Are we hamstrung in our understanding of happiness by viewing it in cause-and-effect terms?  Think about lying out looking at stars on a summer evening.  That feeling of well-being, does it have anything to do with cause and effect?

In our ruminations about larger questions, we conceive of the universe in terms of cause and effect; but is that paradigm misplaced?  Why is it any more pertinent to ask what caused the universe than to ask how may it be that the universe has no cause?  Perhaps cause and effect is merely a mode of intermediate understanding, pertinent to our milieu, but inadequate at a higher level.  Perhaps because we are mimetic in our grasp of things, we demand that the universe we seek to fathom imitate – or correspond to — our primitive mode of comprehension.  The same restlessness that serves us so well in fathoming our immediate world becomes a means of unsettling rumination when applied to this larger question.  And, perhaps, a similar confusion affects our perception of our own well being. 

Certain properties of the universe, like consciousness, may exist only insofar as they emerge from constituents, that, viewed alone, offer no hint of their consequence.

Animate life , like an action film, often comes down to a chase.  In the case of our happiness, though, there may be nothing there to catch.

Happiness: A Theory — The Beauty (and Problems) of Science

July 31, 2010

What we think will make us happy is not what will actually make us happy.  So goes a key revelation of the brain science renaissance.  As higher-order mammals, we not only develop ideas about what to do, we also carry within us a meta-notion that these ideas are good ones.

The problem, however, is that our perception that we are on the right path lends nothing to the integrity of our view.  To the contrary, human history is replete with the poisonous residue of proclivity.  Like King Procrustes, when it comes to a treasured idea, we often prefer to cut off the feet of our guest than to acquire a larger bed.

The beauty of science is that it incorporates an algorithm of self-doubt.  No sooner does a hypothesis arise than, under the scientific method, it is subjected to testing.  The testing process, if done with quality and integrity, attempts to disprove the hypothesis.  Whatever emerges from this treatment may legitimately be termed a going hypothesis – i.e., something we do not know, but that we have not yet shown to be false.  Such is the pinnacle of human “knowing”.

The problem of science is that it is conducted by humans, who often think they are right when they are wrong, so that their foibles contaminate their conclusions.   Properly pursued, however, the scientific method seems to be the best means we have to discern what is, as opposed to what we think should be.

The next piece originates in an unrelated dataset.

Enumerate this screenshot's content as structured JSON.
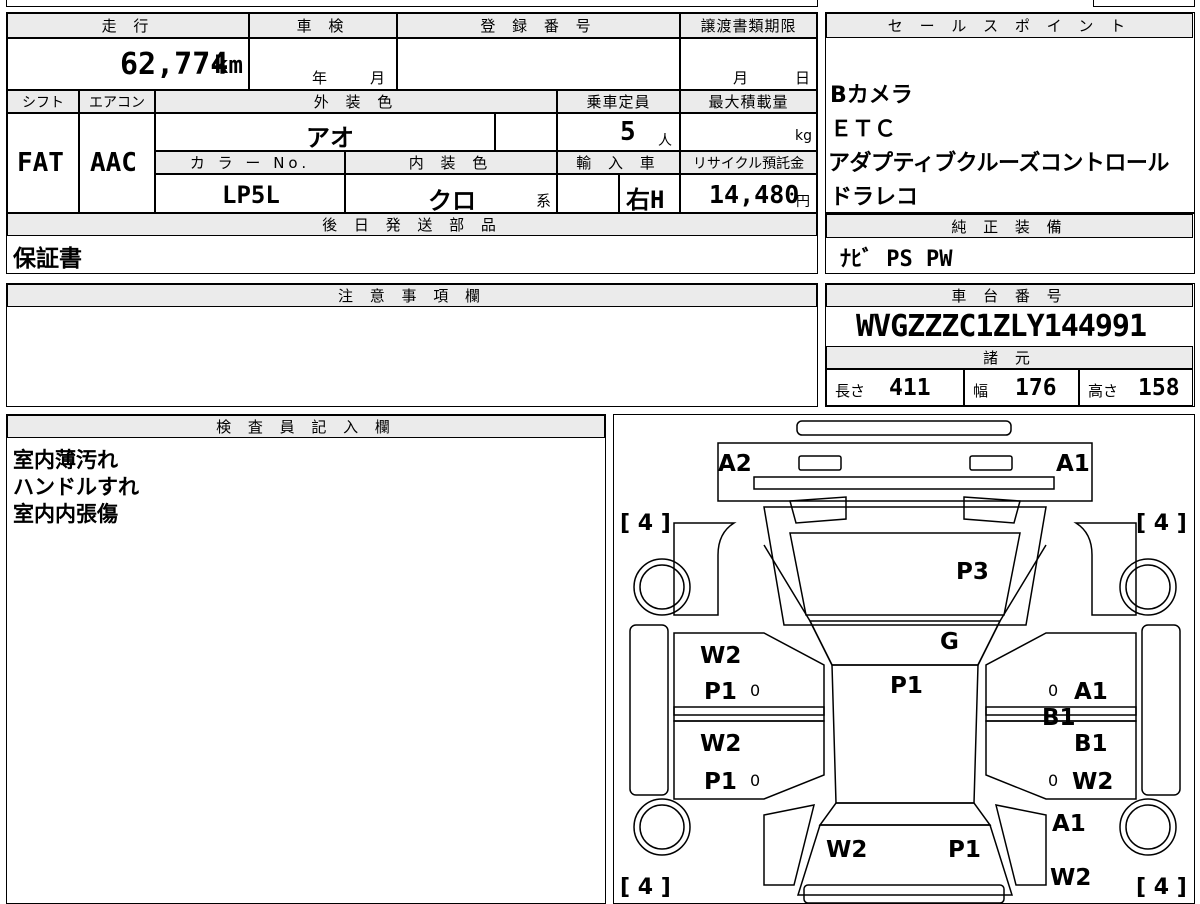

A second problem of science is that, like so many other facets of our lives, we tend to ascribe to it a magical significance, as part of neuronal circuitry that chirps, open-beaked and red-throated, for a cosmological parent.  It seems, nonetheless, to be the best game in town, as we (most of us) happily concede when we are truly ill.  We go, with misgivings perhaps, but we go, to that repository of the scientific method’s achievements, the hospital.

Happiness: A Theory — The Gift of Listening

July 30, 2010

Another component of a personal theory of happiness may be the willingness to listen. It seems that we all share a craving to be heard, to have others receive our story. Phenomena such as this blog are an illustration of this craving, I believe. Michael Nichols observes: “The reason we care so much about being listened to is that we never outgrow our need to communicate what it feels like to live in our separate, private worlds of experience. Unfortunately, there is no parallel need to be the one who listens. Maybe that’s why listening sometimes seems to be in short supply. Listening isn’t a need we have; it’s a gift we give.”

I submit that when we fathom the lesson of Nichol’s excellent work, The Lost Art of Listening, and we seek to give that gift, we enrich our lives, and, hence, our sense of well being.